Pollution in Delhi has become a growing concern, casting a shadow over the city’s residents and visitors. The air pollution in Delhi has reached alarming levels, creating a situation that demands immediate attention. In this article, we will delve into the grave issue of pollution in Delhi, examining the causes, effects, and measures that need to be taken to combat this pressing problem.
Pollution in Delhi Today
As of today, pollution in Delhi remains a constant threat to public health and the environment. The city consistently ranks among the most polluted in the world, and the situation has raised serious concerns among citizens and policymakers. Air pollution in Delhi, in particular, has become a dominant issue.
Causes of Pollution in Delhi
- Vehicular Emissions
One of the leading contributors to air pollution in Delhi is vehicular emissions. The city’s ever-increasing number of vehicles, combined with outdated emission standards, results in a substantial release of harmful pollutants into the atmosphere. This has a profound impact on the air quality in the region.
- Industrial Activity
Industrial activities in and around Delhi also play a significant role in pollution. The release of pollutants from factories and industrial units adds to the already polluted air, making it a toxic mix of chemicals and particulate matter.
- Agricultural Residue Burning
In the neighbouring states of Delhi, crop residue burning is a common practice, especially during the post-harvest season. This releases a substantial amount of smoke and particulate matter into the atmosphere, which can travel into the city, further exacerbating the air pollution problem.
Effects of Pollution in Delhi
- Health Hazards
The health consequences of air pollution in Delhi are profound. Respiratory diseases, heart ailments, and even cancer rates have increased due to prolonged exposure to polluted air. Vulnerable groups, such as children and older people, are at higher risk.
- Environmental Damage
Pollution in Delhi not only affects human health but also takes a toll on the environment. The city’s trees, water bodies, and wildlife are all adversely impacted by the presence of toxic pollutants in the air and water. This results in damage to the ecosystem and biodiversity.
- Economic Costs
The economic costs of pollution in Delhi are staggering. Health expenses related to pollution-related illnesses decreased labour productivity, and reduced agricultural yields due to air and water pollution all contribute to substantial financial losses for the city and its residents.
Measures to Combat Pollution in Delhi
- Promoting Public Transportation
Encouraging the use of public transportation and improving its efficiency can significantly reduce vehicular emissions. Investment in cleaner and more sustainable public transport options, such as electric buses and the expansion of metro systems, is essential.
- Stringent Emission Standards
Updating and enforcing strict emission standards for vehicles and industries is crucial. Implementing measures like mandatory vehicle inspections and the use of cleaner fuel options can help reduce pollution.
- Renewable Energy Adoption

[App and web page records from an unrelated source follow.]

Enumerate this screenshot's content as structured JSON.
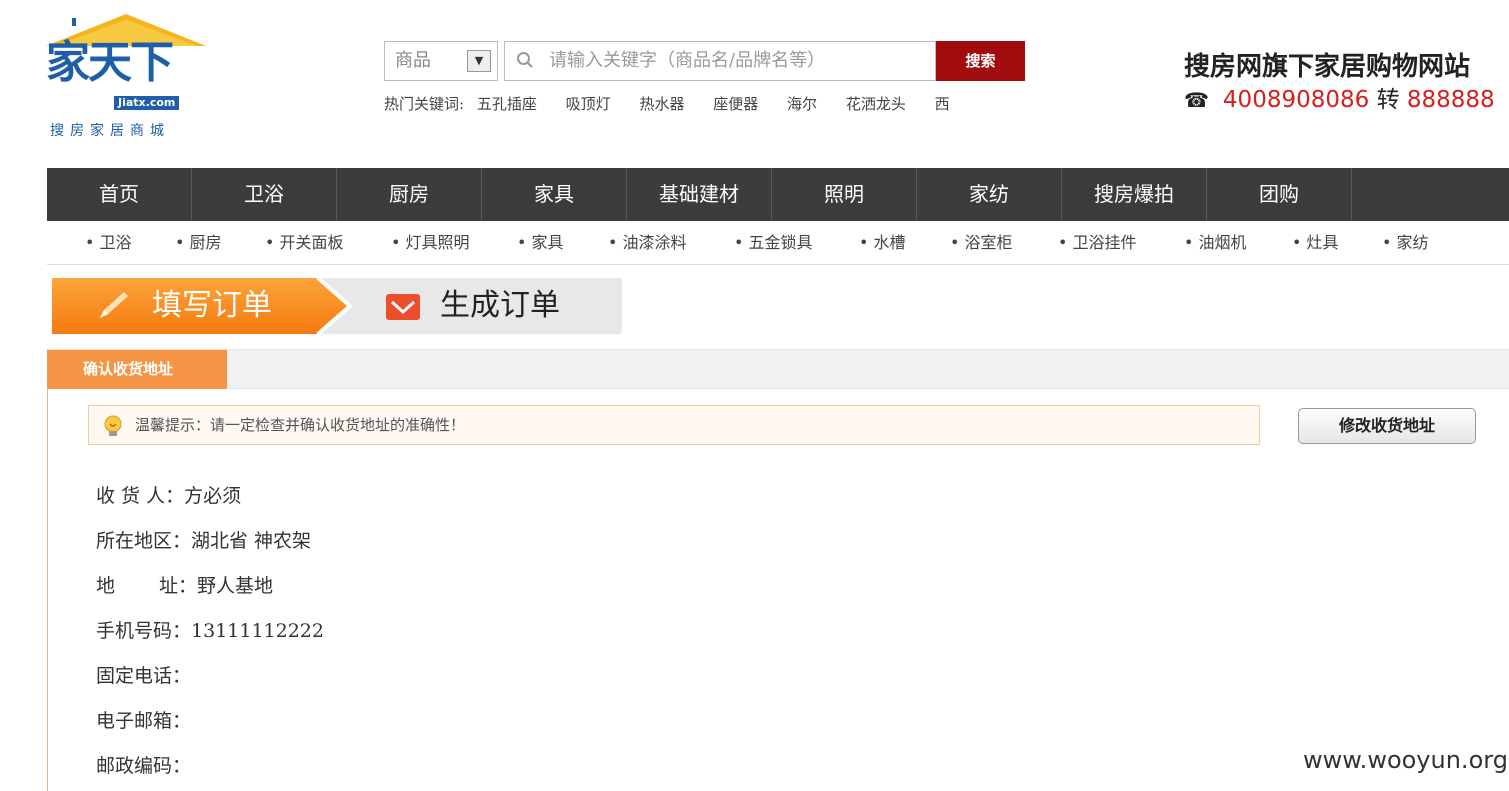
{
  "logo": {
    "main": "家天下",
    "badge": "Jiatx.com",
    "tagline": "搜房家居商城"
  },
  "search": {
    "category": "商品",
    "placeholder": "请输入关键字（商品名/品牌名等）",
    "button": "搜索",
    "hot_label": "热门关键词:",
    "hot_words": [
      "五孔插座",
      "吸顶灯",
      "热水器",
      "座便器",
      "海尔",
      "花洒龙头",
      "西"
    ]
  },
  "brand": {
    "title": "搜房网旗下家居购物网站",
    "phone": "4008908086",
    "phone_mid": "转",
    "ext": "888888"
  },
  "main_nav": [
    "首页",
    "卫浴",
    "厨房",
    "家具",
    "基础建材",
    "照明",
    "家纺",
    "搜房爆拍",
    "团购"
  ],
  "sub_nav": [
    "卫浴",
    "厨房",
    "开关面板",
    "灯具照明",
    "家具",
    "油漆涂料",
    "五金锁具",
    "水槽",
    "浴室柜",
    "卫浴挂件",
    "油烟机",
    "灶具",
    "家纺"
  ],
  "steps": {
    "step1": "填写订单",
    "step2": "生成订单"
  },
  "address": {
    "tab": "确认收货地址",
    "tip": "温馨提示：请一定检查并确认收货地址的准确性！",
    "edit_button": "修改收货地址",
    "fields": [
      {
        "label": "收 货 人：",
        "value": "方必须"
      },
      {
        "label": "所在地区：",
        "value": "湖北省 神农架"
      },
      {
        "label": "地　　 址：",
        "value": "野人基地"
      },
      {
        "label": "手机号码：",
        "value": "13111112222"
      },
      {
        "label": "固定电话：",
        "value": ""
      },
      {
        "label": "电子邮箱：",
        "value": ""
      },
      {
        "label": "邮政编码：",
        "value": ""
      }
    ]
  },
  "watermark": "www.wooyun.org",
  "colors": {
    "nav_bg": "#3c3c3c",
    "accent_orange": "#f79547",
    "search_button": "#a30c0f",
    "brand_blue": "#1f5fa8",
    "hotline_red": "#d42020"
  }
}
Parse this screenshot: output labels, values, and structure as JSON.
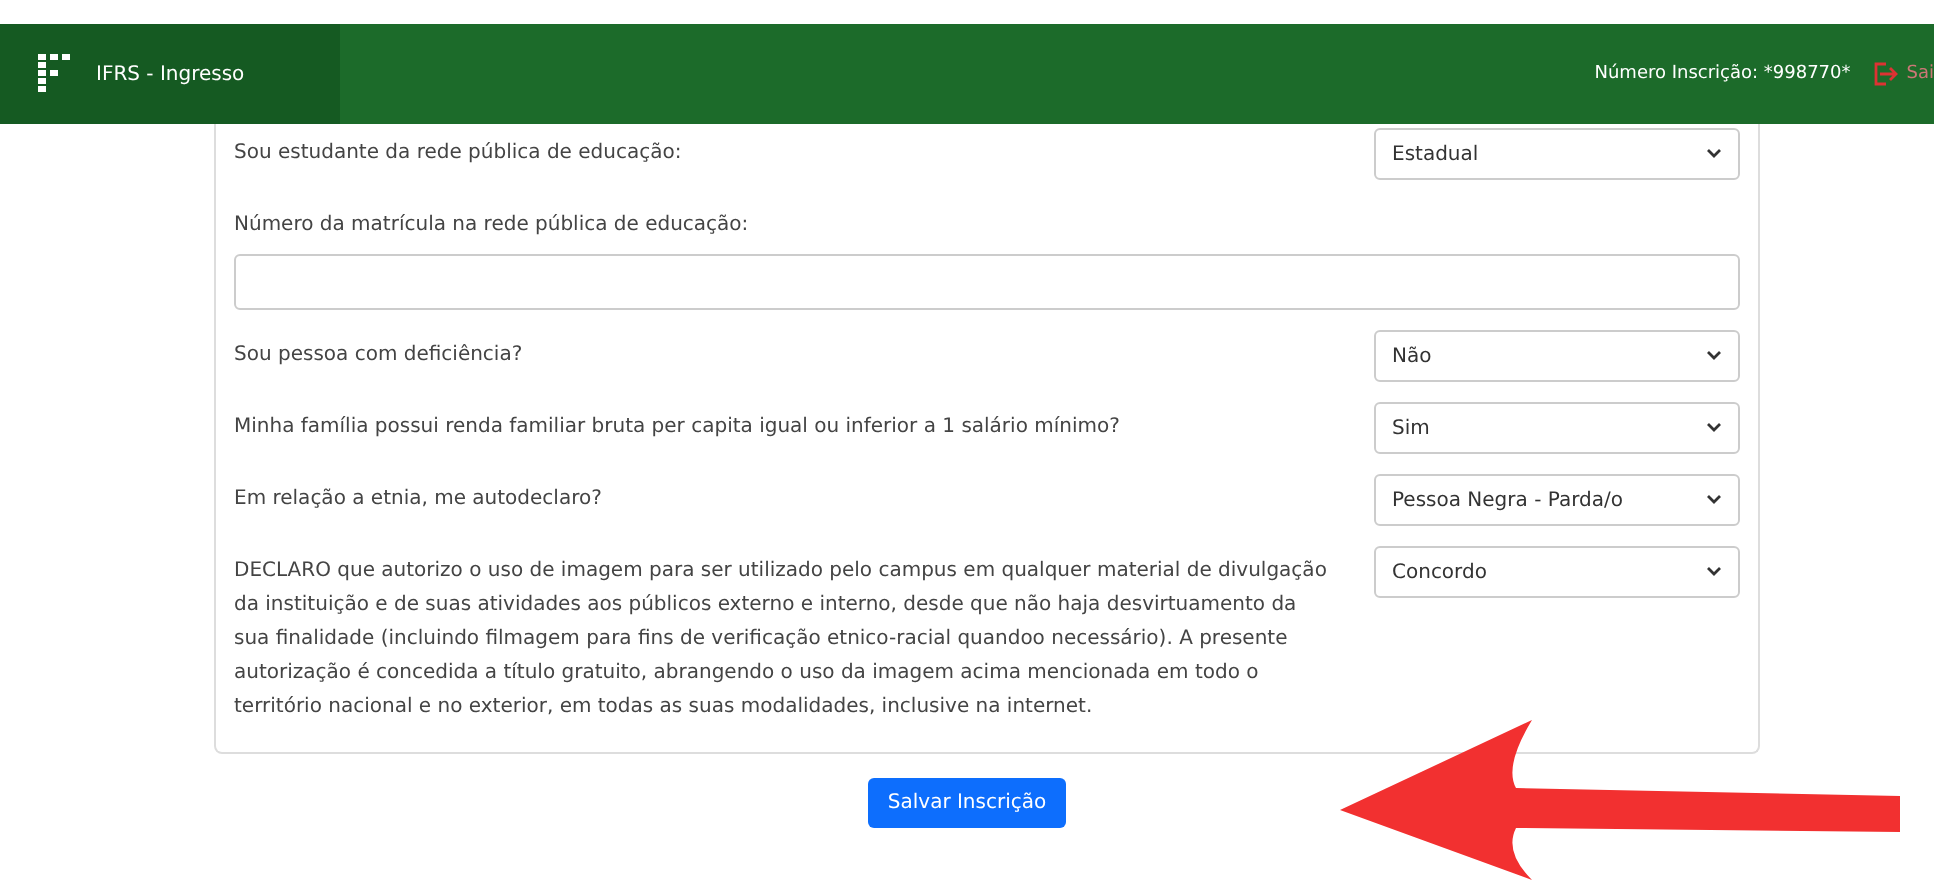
{
  "header": {
    "title": "IFRS - Ingresso",
    "registration": "Número Inscrição: *998770*",
    "logout": "Sai"
  },
  "form": {
    "rows": [
      {
        "kind": "select",
        "label": "Sou estudante da rede pública de educação:",
        "value": "Estadual"
      },
      {
        "kind": "input",
        "label": "Número da matrícula na rede pública de educação:"
      },
      {
        "kind": "select",
        "label": "Sou pessoa com deficiência?",
        "value": "Não"
      },
      {
        "kind": "select",
        "label": "Minha família possui renda familiar bruta per capita igual ou inferior a 1 salário mínimo?",
        "value": "Sim"
      },
      {
        "kind": "select",
        "label": "Em relação a etnia, me autodeclaro?",
        "value": "Pessoa Negra - Parda/o"
      },
      {
        "kind": "select",
        "label": "DECLARO que autorizo o uso de imagem para ser utilizado pelo campus em qualquer material de divulgação da instituição e de suas atividades aos públicos externo e interno, desde que não haja desvirtuamento da sua finalidade (incluindo filmagem para fins de verificação etnico-racial quandoo necessário). A presente autorização é concedida a título gratuito, abrangendo o uso da imagem acima mencionada em todo o território nacional e no exterior, em todas as suas modalidades, inclusive na internet.",
        "value": "Concordo"
      }
    ]
  },
  "submit": "Salvar Inscrição"
}
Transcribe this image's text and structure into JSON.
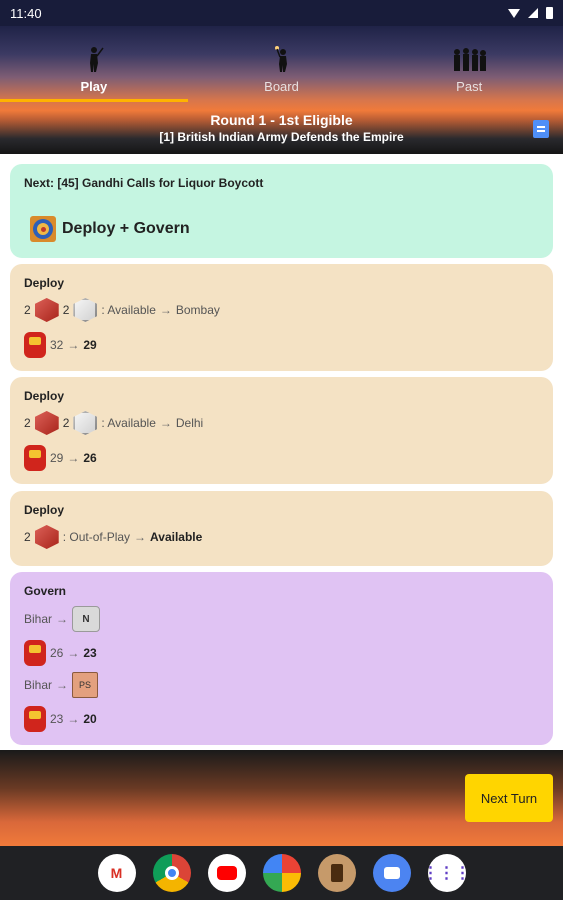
{
  "status_bar": {
    "time": "11:40"
  },
  "tabs": [
    {
      "label": "Play",
      "icon": "soldier-icon"
    },
    {
      "label": "Board",
      "icon": "torch-soldier-icon"
    },
    {
      "label": "Past",
      "icon": "crowd-icon"
    }
  ],
  "round": {
    "title": "Round 1 - 1st Eligible",
    "subtitle": "[1] British Indian Army Defends the Empire"
  },
  "next_card": {
    "label": "Next: [45] Gandhi Calls for Liquor Boycott",
    "action": "Deploy + Govern"
  },
  "deploy_1": {
    "title": "Deploy",
    "red_count": "2",
    "white_count": "2",
    "from": ": Available",
    "arrow": "→",
    "to": "Bombay",
    "resource_from": "32",
    "resource_to": "29"
  },
  "deploy_2": {
    "title": "Deploy",
    "red_count": "2",
    "white_count": "2",
    "from": ": Available",
    "arrow": "→",
    "to": "Delhi",
    "resource_from": "29",
    "resource_to": "26"
  },
  "deploy_3": {
    "title": "Deploy",
    "red_count": "2",
    "from": ": Out-of-Play",
    "arrow": "→",
    "to": "Available"
  },
  "govern": {
    "title": "Govern",
    "place_1": "Bihar",
    "arrow": "→",
    "marker_1": "N",
    "res1_from": "26",
    "res1_to": "23",
    "place_2": "Bihar",
    "marker_2": "PS",
    "res2_from": "23",
    "res2_to": "20"
  },
  "footer": {
    "next_turn": "Next Turn"
  },
  "dock": [
    {
      "name": "Gmail",
      "glyph": "M"
    },
    {
      "name": "Chrome"
    },
    {
      "name": "YouTube"
    },
    {
      "name": "Photos"
    },
    {
      "name": "Game"
    },
    {
      "name": "Messages"
    },
    {
      "name": "Apps",
      "glyph": "⋮⋮⋮"
    }
  ]
}
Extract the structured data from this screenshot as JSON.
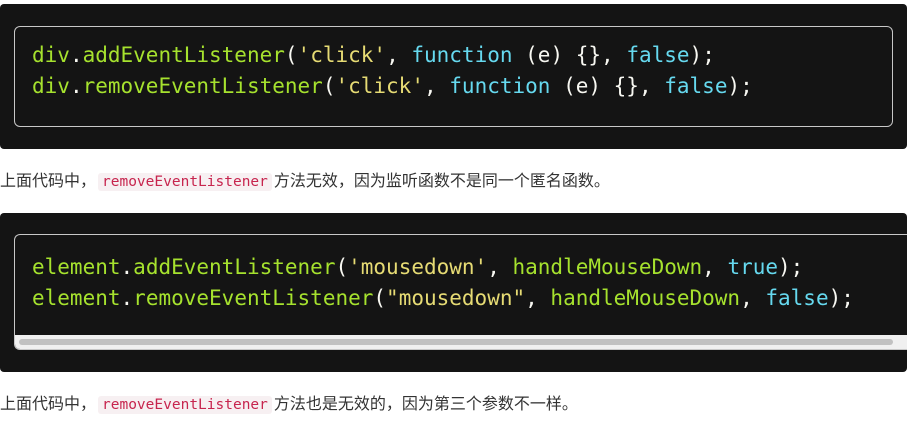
{
  "code_block_1": {
    "line_1": {
      "obj": "div",
      "dot": ".",
      "method": "addEventListener",
      "open": "(",
      "event": "'click'",
      "sep1": ", ",
      "kw_function": "function",
      "params": " (e) {}",
      "sep2": ", ",
      "flag": "false",
      "close": ");"
    },
    "line_2": {
      "obj": "div",
      "dot": ".",
      "method": "removeEventListener",
      "open": "(",
      "event": "'click'",
      "sep1": ", ",
      "kw_function": "function",
      "params": " (e) {}",
      "sep2": ", ",
      "flag": "false",
      "close": ");"
    }
  },
  "paragraph_1": {
    "before": "上面代码中，",
    "code": "removeEventListener",
    "after": "方法无效，因为监听函数不是同一个匿名函数。"
  },
  "code_block_2": {
    "line_1": {
      "obj": "element",
      "dot": ".",
      "method": "addEventListener",
      "open": "(",
      "event": "'mousedown'",
      "sep1": ", ",
      "handler": "handleMouseDown",
      "sep2": ", ",
      "flag": "true",
      "close": ");"
    },
    "line_2": {
      "obj": "element",
      "dot": ".",
      "method": "removeEventListener",
      "open": "(",
      "event": "\"mousedown\"",
      "sep1": ", ",
      "handler": "handleMouseDown",
      "sep2": ", ",
      "flag": "false",
      "close": ");"
    }
  },
  "paragraph_2": {
    "before": "上面代码中，",
    "code": "removeEventListener",
    "after": "方法也是无效的，因为第三个参数不一样。"
  },
  "colors": {
    "code_background": "#141414",
    "identifier": "#a6e22e",
    "string": "#e6db74",
    "keyword": "#66d9ef",
    "inline_code": "#c7254e"
  }
}
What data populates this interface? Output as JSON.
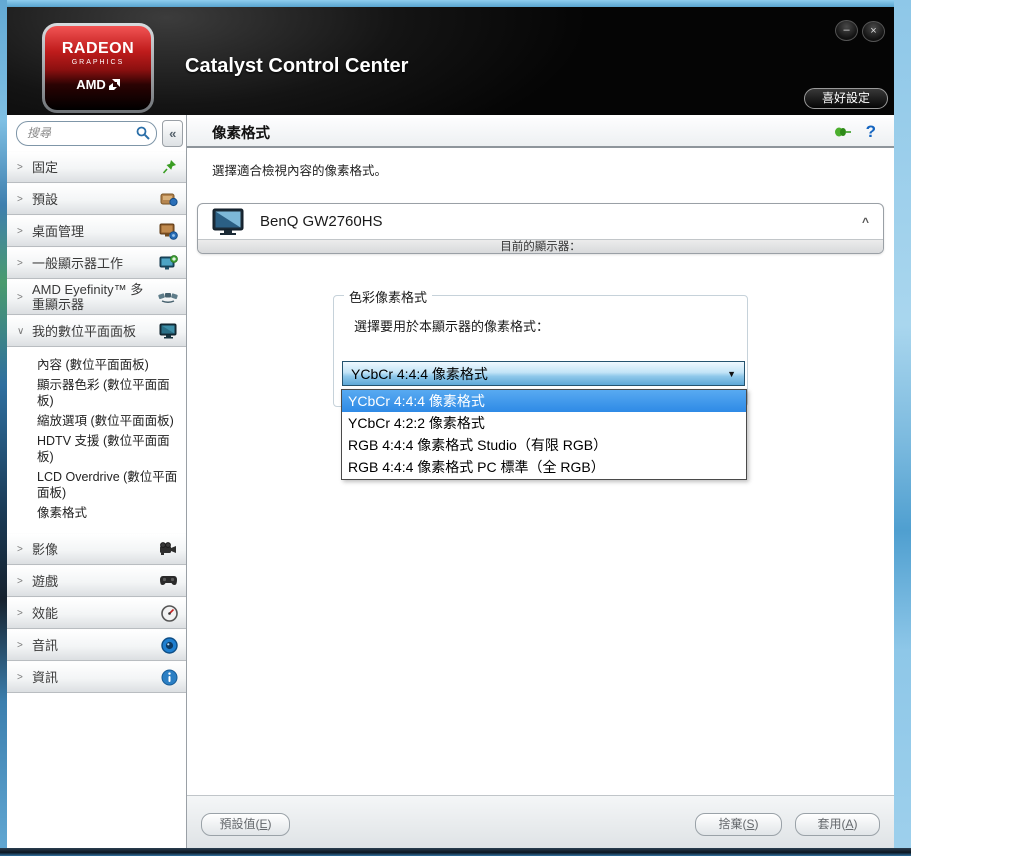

Transitioning to renewable energy sources can reduce the reliance on fossil fuels, which contribute to air pollution. Promoting solar and wind power, as well as encouraging energy-efficient practices, can make a substantial difference.
- Crop Residue Management
Addressing the issue of crop residue burning requires innovative agricultural practices and support for farmers. Government incentives for eco-friendly alternatives, like mulching and composting, can help reduce this source of pollution.
Pollution in Delhi is a multifaceted problem with severe consequences for health, the environment, and the economy. The government, citizens, and other stakeholders need to work together to combat this crisis. By addressing the root causes and implementing practical solutions, Delhi can breathe cleaner air, ensure a healthier population, and protect its natural surroundings. The battle against pollution in Delhi is not just a necessity; it’s a collective responsibility to safeguard the future of the city and its people.